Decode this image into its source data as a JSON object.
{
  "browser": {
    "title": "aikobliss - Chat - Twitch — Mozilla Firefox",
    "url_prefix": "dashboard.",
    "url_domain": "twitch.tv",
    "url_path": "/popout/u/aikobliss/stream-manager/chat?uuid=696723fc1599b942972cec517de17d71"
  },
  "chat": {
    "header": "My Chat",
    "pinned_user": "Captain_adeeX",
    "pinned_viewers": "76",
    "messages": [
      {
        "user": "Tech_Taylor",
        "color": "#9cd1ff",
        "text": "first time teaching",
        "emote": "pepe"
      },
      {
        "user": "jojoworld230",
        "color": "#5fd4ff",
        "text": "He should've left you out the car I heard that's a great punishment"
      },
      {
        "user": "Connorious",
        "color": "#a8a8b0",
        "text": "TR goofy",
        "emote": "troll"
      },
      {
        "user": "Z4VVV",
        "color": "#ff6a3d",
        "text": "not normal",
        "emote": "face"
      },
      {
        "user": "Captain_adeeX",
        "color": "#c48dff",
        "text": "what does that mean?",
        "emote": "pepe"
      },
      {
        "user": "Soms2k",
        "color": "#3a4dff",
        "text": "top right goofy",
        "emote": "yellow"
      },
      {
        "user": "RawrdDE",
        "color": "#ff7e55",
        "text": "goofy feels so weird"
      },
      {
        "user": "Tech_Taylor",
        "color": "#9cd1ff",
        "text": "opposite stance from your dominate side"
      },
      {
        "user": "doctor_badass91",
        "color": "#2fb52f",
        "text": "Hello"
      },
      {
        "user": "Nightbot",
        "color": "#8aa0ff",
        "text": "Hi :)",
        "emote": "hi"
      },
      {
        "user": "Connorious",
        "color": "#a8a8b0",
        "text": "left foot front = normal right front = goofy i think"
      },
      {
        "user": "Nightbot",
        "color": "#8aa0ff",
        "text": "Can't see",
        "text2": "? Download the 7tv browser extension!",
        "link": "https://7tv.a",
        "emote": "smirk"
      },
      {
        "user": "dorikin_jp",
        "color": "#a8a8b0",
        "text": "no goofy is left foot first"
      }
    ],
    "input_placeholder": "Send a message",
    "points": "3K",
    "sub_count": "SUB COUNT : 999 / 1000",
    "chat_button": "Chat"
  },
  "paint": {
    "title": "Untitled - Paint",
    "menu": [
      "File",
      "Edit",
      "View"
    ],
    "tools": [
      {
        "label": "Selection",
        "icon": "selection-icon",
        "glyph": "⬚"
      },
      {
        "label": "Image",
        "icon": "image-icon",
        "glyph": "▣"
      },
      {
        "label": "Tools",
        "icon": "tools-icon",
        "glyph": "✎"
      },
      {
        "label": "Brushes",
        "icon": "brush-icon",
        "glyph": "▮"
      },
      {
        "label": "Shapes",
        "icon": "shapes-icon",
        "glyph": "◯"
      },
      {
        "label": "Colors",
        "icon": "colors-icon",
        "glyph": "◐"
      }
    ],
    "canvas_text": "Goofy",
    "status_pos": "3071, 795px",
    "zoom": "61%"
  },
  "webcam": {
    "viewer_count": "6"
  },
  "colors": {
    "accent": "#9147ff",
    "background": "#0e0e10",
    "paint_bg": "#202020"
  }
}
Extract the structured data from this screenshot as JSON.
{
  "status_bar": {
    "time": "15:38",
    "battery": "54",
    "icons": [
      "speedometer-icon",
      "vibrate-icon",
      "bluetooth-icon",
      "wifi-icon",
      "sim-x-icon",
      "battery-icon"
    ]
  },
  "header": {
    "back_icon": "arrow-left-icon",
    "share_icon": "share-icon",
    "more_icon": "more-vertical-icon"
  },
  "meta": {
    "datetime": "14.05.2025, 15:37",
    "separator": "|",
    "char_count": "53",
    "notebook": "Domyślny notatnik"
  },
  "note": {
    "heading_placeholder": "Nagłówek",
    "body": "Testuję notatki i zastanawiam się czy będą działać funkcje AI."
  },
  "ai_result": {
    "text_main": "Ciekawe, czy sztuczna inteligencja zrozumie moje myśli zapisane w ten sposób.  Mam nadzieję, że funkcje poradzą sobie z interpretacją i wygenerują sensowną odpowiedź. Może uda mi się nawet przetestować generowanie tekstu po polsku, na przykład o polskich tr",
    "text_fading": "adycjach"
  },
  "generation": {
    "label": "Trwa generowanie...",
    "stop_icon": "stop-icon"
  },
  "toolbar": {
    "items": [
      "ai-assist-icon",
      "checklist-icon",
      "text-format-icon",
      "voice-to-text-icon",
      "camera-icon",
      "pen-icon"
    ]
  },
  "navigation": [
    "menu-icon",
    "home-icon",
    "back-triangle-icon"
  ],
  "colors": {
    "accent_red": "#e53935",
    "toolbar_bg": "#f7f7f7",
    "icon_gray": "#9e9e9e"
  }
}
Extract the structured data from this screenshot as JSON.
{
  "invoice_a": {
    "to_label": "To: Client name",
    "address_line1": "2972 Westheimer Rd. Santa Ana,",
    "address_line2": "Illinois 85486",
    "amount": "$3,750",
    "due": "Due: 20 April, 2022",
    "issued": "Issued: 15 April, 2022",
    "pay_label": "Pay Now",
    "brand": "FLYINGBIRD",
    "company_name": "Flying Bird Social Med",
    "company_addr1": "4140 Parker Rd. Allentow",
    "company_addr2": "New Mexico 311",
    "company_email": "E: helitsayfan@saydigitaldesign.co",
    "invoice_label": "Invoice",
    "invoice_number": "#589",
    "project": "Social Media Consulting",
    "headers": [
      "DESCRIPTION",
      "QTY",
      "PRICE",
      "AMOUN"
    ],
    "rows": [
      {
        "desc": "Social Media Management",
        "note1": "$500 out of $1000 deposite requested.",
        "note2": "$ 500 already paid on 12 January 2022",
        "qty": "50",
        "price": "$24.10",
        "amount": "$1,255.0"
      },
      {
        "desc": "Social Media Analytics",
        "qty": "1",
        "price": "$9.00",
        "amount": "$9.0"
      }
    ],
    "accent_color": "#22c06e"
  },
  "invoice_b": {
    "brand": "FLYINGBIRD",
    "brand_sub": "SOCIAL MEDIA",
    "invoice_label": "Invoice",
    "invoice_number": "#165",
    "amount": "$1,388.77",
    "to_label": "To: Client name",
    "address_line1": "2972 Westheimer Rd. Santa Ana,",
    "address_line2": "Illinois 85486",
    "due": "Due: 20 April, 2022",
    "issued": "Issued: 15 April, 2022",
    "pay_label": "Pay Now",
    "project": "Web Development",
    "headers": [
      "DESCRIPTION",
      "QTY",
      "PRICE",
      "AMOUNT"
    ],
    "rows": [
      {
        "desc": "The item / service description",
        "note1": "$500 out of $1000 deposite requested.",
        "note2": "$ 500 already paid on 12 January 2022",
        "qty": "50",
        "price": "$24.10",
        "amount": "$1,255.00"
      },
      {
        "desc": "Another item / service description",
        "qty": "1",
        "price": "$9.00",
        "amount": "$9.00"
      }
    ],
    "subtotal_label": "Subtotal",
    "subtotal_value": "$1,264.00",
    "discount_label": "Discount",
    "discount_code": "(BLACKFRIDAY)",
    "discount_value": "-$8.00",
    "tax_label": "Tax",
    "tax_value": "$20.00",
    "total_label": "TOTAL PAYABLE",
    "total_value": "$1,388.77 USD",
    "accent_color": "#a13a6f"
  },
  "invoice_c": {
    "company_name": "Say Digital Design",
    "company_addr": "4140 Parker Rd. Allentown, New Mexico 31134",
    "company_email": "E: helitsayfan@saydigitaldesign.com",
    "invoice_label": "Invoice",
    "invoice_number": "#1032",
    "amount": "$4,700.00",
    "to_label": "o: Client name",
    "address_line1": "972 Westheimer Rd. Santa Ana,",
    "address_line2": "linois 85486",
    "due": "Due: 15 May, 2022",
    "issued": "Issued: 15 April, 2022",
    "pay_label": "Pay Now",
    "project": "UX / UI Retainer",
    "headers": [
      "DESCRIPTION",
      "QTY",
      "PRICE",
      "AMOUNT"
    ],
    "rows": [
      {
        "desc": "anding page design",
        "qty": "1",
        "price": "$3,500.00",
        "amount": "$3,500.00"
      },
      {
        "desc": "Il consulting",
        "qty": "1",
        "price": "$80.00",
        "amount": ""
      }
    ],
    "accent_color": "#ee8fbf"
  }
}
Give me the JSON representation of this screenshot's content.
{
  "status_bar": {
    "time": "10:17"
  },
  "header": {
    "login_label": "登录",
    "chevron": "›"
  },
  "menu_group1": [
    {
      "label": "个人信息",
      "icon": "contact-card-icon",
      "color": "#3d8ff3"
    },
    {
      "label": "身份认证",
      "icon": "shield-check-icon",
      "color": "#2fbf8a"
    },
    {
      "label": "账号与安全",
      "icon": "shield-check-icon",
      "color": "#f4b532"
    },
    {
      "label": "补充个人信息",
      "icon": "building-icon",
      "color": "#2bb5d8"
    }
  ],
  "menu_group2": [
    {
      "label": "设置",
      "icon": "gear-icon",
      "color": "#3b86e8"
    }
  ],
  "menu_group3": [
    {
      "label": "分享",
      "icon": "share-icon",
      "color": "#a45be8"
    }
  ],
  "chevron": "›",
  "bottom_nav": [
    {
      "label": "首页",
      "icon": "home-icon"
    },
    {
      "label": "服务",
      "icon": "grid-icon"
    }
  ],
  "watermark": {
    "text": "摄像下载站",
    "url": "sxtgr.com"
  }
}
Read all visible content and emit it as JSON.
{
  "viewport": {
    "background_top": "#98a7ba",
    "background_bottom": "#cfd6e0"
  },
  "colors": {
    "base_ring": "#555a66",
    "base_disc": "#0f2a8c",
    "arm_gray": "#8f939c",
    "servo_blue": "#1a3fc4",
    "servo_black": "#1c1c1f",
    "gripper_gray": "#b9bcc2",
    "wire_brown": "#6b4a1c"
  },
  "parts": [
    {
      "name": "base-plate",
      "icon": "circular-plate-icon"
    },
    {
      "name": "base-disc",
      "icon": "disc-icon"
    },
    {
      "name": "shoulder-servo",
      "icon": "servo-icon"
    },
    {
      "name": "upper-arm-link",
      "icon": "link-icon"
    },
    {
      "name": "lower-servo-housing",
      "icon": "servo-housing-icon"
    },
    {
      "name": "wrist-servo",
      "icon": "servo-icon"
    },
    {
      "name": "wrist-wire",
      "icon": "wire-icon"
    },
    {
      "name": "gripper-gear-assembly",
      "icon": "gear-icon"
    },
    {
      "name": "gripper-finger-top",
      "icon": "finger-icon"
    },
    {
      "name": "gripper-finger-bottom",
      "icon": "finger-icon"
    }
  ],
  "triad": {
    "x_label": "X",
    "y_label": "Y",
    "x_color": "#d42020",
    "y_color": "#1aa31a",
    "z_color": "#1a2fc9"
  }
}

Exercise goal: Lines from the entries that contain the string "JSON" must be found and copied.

Answer to the problem:
Decode this image into its source data as a JSON object.
Extract the structured data from this screenshot as JSON.
Extract the structured data from this screenshot as JSON.
Give me the JSON representation of this screenshot's content.
Read all visible content and emit it as JSON.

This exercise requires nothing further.